*** THE RECORDS Section Begins ***

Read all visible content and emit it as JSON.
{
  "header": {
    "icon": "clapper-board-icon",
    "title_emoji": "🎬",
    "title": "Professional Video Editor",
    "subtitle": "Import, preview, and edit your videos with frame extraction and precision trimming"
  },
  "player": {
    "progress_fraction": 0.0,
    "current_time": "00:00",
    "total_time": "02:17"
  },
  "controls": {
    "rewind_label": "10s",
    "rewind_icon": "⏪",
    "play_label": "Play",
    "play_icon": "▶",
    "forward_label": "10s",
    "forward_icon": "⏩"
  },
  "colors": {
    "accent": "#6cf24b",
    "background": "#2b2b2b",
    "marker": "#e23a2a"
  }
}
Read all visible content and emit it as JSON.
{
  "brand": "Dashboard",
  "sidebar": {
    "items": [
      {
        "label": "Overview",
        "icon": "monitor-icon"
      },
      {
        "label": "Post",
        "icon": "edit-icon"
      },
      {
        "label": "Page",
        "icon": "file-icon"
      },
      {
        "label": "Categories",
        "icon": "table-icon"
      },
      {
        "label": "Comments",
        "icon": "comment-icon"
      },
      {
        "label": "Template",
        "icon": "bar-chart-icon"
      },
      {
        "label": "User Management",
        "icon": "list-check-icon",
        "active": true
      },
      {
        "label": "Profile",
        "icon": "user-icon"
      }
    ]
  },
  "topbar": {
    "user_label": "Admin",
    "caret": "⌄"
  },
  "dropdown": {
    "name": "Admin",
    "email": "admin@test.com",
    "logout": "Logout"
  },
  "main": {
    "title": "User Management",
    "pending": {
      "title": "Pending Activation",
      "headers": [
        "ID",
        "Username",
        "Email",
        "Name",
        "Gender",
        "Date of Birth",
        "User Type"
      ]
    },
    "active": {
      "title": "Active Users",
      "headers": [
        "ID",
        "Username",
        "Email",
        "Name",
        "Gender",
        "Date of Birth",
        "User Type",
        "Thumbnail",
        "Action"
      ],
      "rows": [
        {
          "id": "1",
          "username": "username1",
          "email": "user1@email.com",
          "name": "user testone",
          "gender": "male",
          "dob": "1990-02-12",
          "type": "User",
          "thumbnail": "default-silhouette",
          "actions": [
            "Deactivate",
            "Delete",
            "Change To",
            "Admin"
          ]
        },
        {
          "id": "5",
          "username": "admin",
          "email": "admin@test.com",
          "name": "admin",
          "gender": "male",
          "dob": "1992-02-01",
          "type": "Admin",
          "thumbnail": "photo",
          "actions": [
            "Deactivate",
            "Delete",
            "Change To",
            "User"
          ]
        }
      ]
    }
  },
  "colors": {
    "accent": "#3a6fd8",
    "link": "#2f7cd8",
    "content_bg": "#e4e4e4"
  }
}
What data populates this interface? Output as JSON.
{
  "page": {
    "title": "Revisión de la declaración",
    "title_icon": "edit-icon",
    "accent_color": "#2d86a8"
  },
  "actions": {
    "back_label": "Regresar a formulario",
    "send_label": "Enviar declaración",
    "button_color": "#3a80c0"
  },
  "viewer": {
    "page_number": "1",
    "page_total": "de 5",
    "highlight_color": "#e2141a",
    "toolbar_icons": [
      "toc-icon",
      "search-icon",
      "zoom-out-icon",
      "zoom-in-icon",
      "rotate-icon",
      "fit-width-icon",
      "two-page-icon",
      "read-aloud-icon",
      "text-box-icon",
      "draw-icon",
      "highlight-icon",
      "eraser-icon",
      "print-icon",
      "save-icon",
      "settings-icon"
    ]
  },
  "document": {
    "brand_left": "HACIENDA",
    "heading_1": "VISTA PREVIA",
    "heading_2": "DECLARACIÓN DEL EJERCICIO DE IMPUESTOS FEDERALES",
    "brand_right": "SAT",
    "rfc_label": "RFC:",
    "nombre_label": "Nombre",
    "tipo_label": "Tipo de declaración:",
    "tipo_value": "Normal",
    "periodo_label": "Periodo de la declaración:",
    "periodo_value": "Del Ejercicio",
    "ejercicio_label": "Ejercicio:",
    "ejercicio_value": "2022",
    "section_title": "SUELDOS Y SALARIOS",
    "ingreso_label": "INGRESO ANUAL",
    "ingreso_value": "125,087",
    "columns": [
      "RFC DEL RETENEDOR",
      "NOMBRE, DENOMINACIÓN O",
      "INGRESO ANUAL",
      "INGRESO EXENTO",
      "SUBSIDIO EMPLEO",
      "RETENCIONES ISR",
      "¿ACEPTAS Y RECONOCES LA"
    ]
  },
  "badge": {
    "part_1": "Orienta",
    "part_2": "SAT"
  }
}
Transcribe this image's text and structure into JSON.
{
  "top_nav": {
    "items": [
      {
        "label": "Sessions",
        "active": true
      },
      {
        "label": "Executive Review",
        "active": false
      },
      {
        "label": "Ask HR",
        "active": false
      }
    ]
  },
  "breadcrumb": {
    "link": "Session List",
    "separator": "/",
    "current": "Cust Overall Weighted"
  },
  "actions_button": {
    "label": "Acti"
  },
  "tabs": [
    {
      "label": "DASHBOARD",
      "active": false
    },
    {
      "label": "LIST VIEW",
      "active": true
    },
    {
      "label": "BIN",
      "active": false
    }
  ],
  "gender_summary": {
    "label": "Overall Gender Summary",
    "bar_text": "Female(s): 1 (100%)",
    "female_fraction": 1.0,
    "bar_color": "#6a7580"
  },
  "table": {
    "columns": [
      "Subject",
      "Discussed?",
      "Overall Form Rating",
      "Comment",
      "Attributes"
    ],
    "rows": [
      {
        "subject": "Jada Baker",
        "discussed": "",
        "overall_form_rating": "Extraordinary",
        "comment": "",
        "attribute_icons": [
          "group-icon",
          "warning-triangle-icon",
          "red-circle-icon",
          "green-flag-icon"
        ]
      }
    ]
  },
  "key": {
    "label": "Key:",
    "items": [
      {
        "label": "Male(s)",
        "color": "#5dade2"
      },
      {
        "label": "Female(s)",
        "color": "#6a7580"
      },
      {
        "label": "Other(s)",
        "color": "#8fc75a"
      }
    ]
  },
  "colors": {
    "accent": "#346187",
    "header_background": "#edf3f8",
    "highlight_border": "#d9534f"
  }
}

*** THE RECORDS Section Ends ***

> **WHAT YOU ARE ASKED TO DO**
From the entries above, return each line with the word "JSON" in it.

> **TASK RESPONSE**
Read all visible content and emit it as JSON.
Read all visible content and emit it as JSON.
What data populates this interface? Output as JSON.
Transcribe this image's text and structure into JSON.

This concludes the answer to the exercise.